Task brief:
Only lines with the string "true" are wanted. Pull them out of the data.

============

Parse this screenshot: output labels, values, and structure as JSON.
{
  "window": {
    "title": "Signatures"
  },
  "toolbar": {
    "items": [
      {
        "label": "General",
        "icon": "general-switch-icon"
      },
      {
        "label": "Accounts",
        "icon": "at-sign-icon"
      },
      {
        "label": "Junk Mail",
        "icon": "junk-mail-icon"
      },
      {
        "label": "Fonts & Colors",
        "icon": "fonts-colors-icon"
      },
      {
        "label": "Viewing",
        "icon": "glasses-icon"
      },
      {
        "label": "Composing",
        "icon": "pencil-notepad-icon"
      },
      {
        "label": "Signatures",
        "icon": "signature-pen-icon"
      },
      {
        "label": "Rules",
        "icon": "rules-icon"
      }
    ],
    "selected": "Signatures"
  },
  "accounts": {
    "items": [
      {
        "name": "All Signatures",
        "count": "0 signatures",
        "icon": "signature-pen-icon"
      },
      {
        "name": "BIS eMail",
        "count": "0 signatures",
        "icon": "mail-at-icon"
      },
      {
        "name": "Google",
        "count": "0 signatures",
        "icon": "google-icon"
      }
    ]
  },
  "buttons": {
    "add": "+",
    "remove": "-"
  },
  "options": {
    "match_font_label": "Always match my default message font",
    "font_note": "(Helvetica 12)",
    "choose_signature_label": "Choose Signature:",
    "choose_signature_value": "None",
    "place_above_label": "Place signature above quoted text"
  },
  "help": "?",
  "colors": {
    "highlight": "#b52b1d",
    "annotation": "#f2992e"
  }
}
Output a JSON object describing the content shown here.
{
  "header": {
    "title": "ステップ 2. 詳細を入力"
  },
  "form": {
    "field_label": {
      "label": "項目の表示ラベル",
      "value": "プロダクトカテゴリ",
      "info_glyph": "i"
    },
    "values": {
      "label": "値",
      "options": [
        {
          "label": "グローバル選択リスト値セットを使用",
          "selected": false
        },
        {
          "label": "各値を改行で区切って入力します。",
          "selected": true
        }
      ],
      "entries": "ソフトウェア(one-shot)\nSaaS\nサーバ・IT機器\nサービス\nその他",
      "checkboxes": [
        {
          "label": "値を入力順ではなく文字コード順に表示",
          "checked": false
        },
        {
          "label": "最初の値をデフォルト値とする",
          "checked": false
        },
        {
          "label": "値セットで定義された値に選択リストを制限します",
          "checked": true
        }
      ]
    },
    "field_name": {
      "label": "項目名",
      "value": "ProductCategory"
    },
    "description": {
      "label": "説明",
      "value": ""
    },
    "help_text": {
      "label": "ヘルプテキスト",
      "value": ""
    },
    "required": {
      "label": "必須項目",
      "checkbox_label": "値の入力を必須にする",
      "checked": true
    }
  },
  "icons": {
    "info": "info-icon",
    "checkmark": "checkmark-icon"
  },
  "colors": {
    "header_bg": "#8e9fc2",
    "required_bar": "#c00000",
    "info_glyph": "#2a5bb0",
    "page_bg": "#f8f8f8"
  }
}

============

Reply to the task:
          "selected": true
          "checked": true
      "checked": true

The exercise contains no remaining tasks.